In spite of the federal government shutdown and Congressional gridlock, NCBA continues to push for resolution on a five-year Farm Bill and other key issues in Washington, D.C. On this week’s Beltway Beef audio report, Kristina Butts, NCBA’s Executive Director of Government Affairs, outlined some of those efforts.
Recent natural disasters, Butts says, such as last year’s droughts, fires, floods and most recently early and destructive snow storms in South Dakota, Wyoming and Montana, have illustrated the need for disaster assistance provisions for farmers and ranchers. The 2008 Farm Bill, which was temporarily extended, included disaster assistance provisions but only for four years, so producers affected by these recent disasters are left with considerable uncertainty.

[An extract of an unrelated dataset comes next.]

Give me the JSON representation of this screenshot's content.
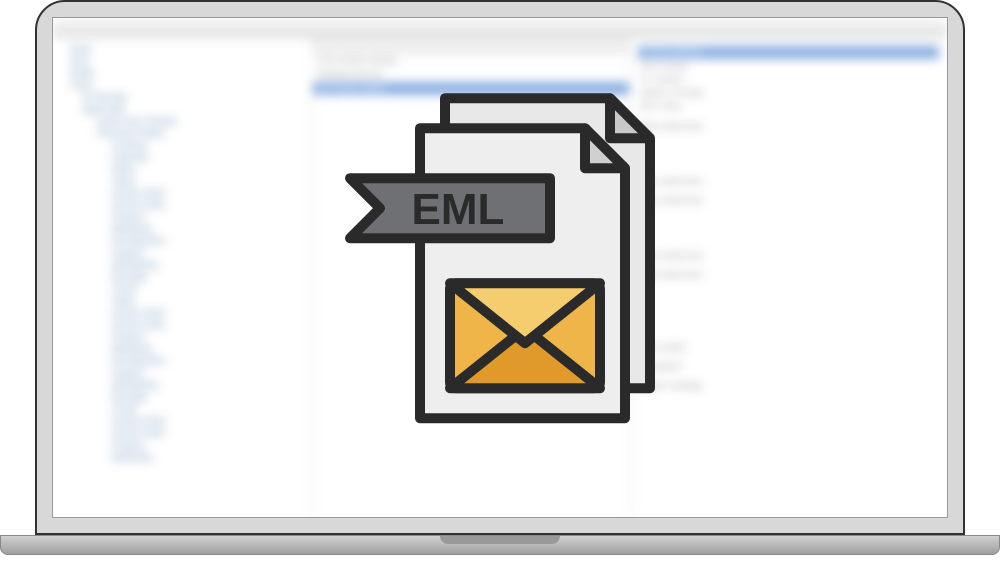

NCBA continues to push for passage of a five-year Farm Bill in spite of the current shutdown, Butts says. The House of Representatives and the Senate have passed their respective versions of a bill, which now need to be resolved in conference. Unlike the Senate bill, the House version removes the Supplemental Nutrition Assistance Program, or food stamps, to be considered in a separate bill. Butts says the House reportedly will appoint their conferees this week, suggesting the process is moving forward.
The process toward this Farm Bill has been a bumpy road from the beginning she adds, but the end is in sight, with passage likely by the end of this year. Grass-roots support is critical, and she urges farmers and ranchers to contact their Congressional representatives and encourage them to pass a bill.
The shutdown, Butts says, is hampering some lobbying efforts due to short staffs in Congressional offices, but NCBA continues to pursue additional goals including immigration reform and border security. Congress continues to push the issue forward. Originally, the House intended to address border security in July, but moved the discussion to September. Now, with the shutdown and emphasis on budget issues, the timeline is uncertain. The House, she says, has committed to address the border security issue before moving on to a broader labor and immigration package.
NCBA also continues to have conversations with the House Judiciary Committee about guest-worker programs, Butts says, emphasizing consideration of businesses such as livestock production, with year-around needs for labor. The current H-2A visa program does not work for beef producers, she says.
One bit of good news during the shutdown, she says, is that federal inspectors continue to serve in beef packing plants, allowing cattle marketing to continue through the shutdown.
Listen to the Beltway Beef audio report.